The generally agreed-upon definition of “deliverance ministry” will usually focus on the casting out of demons or spirits in an attempt to solve problems related to specific demons. For example, a deliverance minister may seek to help someone overcome anger by casting out a spirit of anger. Deliverance ministries also focus on tearing down spiritual strongholds in one’s life, finding inner healing, and claiming the victory in Christ over all enemies. Many refer to soul ties, curses, and the “legal rights” of demons. Biblically, demons or evil spirits are known to be fallen angels that rebelled in heaven with Satan (Revelation 12:4, 9; Isaiah 14:12–20; Ezekiel 28:1–19).
There is certainly quite a bit in Scripture about Satan and his horde of demons. There is little said about deliverance from them, and nothing said about deliverance as a “ministry.” The offices of the church are found in Ephesians 4:11. First were the apostles and prophets, the foundation of the church—with Jesus being the Chief Cornerstone (Ephesians 2:20). Next are listed evangelists, then pastors, and teachers. The ability to cast out demons is not listed as a spiritual gift or a ministerial duty.
The Gospels and Acts relate that Jesus and the disciples cast out demons. The teaching portions of the New Testament (Romans through Jude) refer to demonic activity yet do not discuss the method of casting them out, nor are believers exhorted to do so. We are told to put on the whole armor of God to stand against spiritual wickedness (Ephesians 6:10–18). We are told to resist the devil (James 4:7) and not give him room in our lives (Ephesians 4:27). However, we are not told how to cast him or his demons out of others, or that we should even consider doing so.
It is interesting that we have no record of Jesus’ instructions to His disciples on how to cast out demons, with the possible exceptions of Matthew 12:43–45 and 17:19–21, where some insight is given. When the disciples discovered that demons were subject to them in the name and authority of Jesus, they were joyful (Luke 10:17; cf. Acts 5:16; 8:7; 16:18; 19:12). But Jesus told the disciples, “Do not rejoice in this, that the spirits are subject to you, but rejoice that your names are recorded in heaven” (Luke 10:20).
Rather than being given a specific “deliverance ministry,” we have an authority in the powerful name of Jesus. One day, John said to Jesus, “We saw someone driving out demons in your name and we told him to stop, because he was not one of us.’ ‘Do not stop him,’ Jesus said. ‘For no one who does a miracle in my name can in the next moment say anything bad about me, for whoever is not against us is for us’” (Mark 9:38–40). Authority over demons is clearly the power of the Lord at work, whether or not the exorcist has a special ministry of deliverance.

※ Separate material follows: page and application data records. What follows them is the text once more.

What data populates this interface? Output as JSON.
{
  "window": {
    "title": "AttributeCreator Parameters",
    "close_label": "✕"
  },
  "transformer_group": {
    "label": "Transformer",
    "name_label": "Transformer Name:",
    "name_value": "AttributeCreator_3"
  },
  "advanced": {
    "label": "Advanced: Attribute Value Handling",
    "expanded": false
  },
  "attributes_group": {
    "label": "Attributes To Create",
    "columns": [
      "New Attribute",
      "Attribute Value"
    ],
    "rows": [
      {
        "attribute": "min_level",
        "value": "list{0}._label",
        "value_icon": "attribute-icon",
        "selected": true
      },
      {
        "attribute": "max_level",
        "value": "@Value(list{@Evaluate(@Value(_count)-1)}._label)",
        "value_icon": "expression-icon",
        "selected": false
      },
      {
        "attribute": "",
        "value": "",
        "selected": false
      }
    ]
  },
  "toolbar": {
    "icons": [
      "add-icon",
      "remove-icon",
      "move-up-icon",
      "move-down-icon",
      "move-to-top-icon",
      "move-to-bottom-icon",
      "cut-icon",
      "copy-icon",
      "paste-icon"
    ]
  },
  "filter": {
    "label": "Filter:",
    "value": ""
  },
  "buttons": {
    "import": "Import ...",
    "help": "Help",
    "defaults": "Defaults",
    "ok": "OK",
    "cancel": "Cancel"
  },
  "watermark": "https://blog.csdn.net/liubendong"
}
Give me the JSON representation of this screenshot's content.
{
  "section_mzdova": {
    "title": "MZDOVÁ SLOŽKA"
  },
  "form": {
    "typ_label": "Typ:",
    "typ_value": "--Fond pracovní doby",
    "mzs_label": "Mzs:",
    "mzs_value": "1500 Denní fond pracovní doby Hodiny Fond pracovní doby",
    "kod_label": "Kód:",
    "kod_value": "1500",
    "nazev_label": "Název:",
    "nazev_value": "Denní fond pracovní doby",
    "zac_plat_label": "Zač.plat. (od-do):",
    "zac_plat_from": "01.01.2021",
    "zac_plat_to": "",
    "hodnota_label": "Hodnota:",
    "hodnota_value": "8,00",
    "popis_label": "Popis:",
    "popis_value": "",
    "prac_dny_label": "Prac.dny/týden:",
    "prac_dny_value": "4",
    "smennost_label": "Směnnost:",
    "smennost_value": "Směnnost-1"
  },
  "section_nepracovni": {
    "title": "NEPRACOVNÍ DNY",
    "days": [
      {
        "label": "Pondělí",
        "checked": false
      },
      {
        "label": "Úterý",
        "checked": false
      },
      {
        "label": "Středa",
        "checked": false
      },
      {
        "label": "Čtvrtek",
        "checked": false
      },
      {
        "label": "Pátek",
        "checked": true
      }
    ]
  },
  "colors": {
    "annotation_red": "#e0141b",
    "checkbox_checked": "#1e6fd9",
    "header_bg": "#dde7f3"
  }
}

The emphasis in spiritual warfare is highlighted in verses such as 1 John 4:4, “You, dear children, are from God and have overcome them, because the one who is in you is greater than the one who is in the world [the devil].” The victory is ours because of the Holy Spirit who dwells within us. Believers can overcome their struggles with the past, habits, and addictions, because “everyone born of God overcomes the world” (1 John 5:4). We need prayer, godly counsel, and the support of a good church, but not necessarily a “deliverance minister.”
We are told to “be alert and of sober mind. Your enemy the devil prowls around like a roaring lion looking for someone to devour. Resist him, standing firm in the faith. . . . And the God of all grace, who called you to his eternal glory in Christ, after you have suffered a little while, will himself restore you and make you strong, firm and steadfast” (1 Peter 5:8–10).
The key to victory in the Christian life is to be filled (controlled and empowered) with the Holy Spirit on a moment-by-moment basis (Ephesians 5:18). The Father knows who are His: “Those who are led by the Spirit of God are the children of God” (Romans 8:14). The Holy Spirit will not indwell anyone who is not born again (John 3:3–8; 2 Timothy 2:19; Acts 1:8; 1 Corinthians 3:16), so the first step in spiritual victory is to place our faith in Jesus Christ. Then, rejoice that Jesus is in you and you have His power and His victory.